> Exercise prompt:
Search the material for the word "structure" and report each line where it turns up.

> Data listing:
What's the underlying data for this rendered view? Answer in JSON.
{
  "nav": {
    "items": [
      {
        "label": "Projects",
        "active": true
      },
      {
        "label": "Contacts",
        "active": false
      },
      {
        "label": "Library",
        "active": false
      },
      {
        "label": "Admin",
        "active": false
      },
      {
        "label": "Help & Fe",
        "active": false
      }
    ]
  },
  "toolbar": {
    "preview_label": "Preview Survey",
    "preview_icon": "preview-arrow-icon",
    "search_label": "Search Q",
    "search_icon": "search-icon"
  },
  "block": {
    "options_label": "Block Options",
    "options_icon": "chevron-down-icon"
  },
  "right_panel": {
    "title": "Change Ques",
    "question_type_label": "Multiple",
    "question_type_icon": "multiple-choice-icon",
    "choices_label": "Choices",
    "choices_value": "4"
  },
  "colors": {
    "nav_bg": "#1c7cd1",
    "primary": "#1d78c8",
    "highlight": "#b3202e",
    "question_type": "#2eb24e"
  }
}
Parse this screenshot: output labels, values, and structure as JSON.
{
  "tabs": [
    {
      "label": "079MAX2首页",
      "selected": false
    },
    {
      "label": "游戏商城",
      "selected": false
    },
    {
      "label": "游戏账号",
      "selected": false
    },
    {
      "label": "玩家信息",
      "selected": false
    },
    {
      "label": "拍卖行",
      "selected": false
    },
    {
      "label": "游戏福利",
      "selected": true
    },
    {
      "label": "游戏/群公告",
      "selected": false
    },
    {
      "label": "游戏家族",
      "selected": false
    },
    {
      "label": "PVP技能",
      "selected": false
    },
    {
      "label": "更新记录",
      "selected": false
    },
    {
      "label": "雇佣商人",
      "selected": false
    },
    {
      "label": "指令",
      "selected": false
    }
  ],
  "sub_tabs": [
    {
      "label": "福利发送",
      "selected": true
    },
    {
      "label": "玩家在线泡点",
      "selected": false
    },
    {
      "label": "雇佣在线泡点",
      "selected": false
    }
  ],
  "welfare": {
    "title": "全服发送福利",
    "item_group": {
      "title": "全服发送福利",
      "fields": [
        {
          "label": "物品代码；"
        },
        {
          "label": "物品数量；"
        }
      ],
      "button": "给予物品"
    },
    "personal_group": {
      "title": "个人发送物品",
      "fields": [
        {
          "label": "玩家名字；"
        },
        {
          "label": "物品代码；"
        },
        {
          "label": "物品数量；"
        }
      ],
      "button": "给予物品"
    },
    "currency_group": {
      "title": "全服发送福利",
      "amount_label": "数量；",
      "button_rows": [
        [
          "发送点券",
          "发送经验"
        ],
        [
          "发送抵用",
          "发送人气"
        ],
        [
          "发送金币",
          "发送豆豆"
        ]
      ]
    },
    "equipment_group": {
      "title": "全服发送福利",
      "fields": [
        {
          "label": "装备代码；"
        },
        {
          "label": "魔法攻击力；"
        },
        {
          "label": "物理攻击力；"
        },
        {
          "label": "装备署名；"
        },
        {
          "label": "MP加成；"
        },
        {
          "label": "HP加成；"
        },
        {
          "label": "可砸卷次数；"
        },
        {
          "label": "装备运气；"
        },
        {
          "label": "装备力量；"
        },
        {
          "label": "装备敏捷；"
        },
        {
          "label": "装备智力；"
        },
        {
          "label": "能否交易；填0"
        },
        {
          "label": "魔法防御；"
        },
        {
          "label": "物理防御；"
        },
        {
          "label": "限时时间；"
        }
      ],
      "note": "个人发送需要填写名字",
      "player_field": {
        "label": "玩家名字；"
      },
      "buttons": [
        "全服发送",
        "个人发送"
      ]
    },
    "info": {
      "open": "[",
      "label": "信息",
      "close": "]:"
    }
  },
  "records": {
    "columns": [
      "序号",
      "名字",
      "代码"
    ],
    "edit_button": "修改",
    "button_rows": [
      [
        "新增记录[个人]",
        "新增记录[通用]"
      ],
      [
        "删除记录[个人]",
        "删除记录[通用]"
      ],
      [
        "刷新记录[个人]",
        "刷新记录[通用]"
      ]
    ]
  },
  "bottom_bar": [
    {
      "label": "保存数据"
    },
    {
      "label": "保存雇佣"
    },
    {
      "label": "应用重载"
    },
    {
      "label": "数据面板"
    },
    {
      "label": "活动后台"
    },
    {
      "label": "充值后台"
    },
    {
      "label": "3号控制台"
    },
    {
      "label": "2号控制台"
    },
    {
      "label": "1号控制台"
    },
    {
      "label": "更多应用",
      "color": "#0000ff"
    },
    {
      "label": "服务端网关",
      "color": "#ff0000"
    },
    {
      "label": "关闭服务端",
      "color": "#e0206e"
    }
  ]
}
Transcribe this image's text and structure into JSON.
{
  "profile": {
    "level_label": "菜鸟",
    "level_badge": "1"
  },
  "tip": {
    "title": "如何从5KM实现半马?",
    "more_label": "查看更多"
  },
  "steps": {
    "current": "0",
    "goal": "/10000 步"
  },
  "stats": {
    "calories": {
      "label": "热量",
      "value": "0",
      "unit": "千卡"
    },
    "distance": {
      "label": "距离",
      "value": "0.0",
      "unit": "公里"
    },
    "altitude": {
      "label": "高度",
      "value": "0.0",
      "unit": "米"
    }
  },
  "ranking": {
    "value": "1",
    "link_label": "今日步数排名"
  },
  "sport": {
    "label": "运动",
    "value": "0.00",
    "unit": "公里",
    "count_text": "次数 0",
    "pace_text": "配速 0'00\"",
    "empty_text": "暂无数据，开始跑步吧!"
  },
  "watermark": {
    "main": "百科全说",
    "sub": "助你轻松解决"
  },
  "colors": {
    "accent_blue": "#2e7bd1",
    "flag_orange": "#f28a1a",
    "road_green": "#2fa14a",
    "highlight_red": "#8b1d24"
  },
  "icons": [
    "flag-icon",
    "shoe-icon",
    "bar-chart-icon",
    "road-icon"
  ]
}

> Written answer:
Parse this screenshot: output labels, values, and structure as JSON.
Transcribe this image's text and structure into JSON.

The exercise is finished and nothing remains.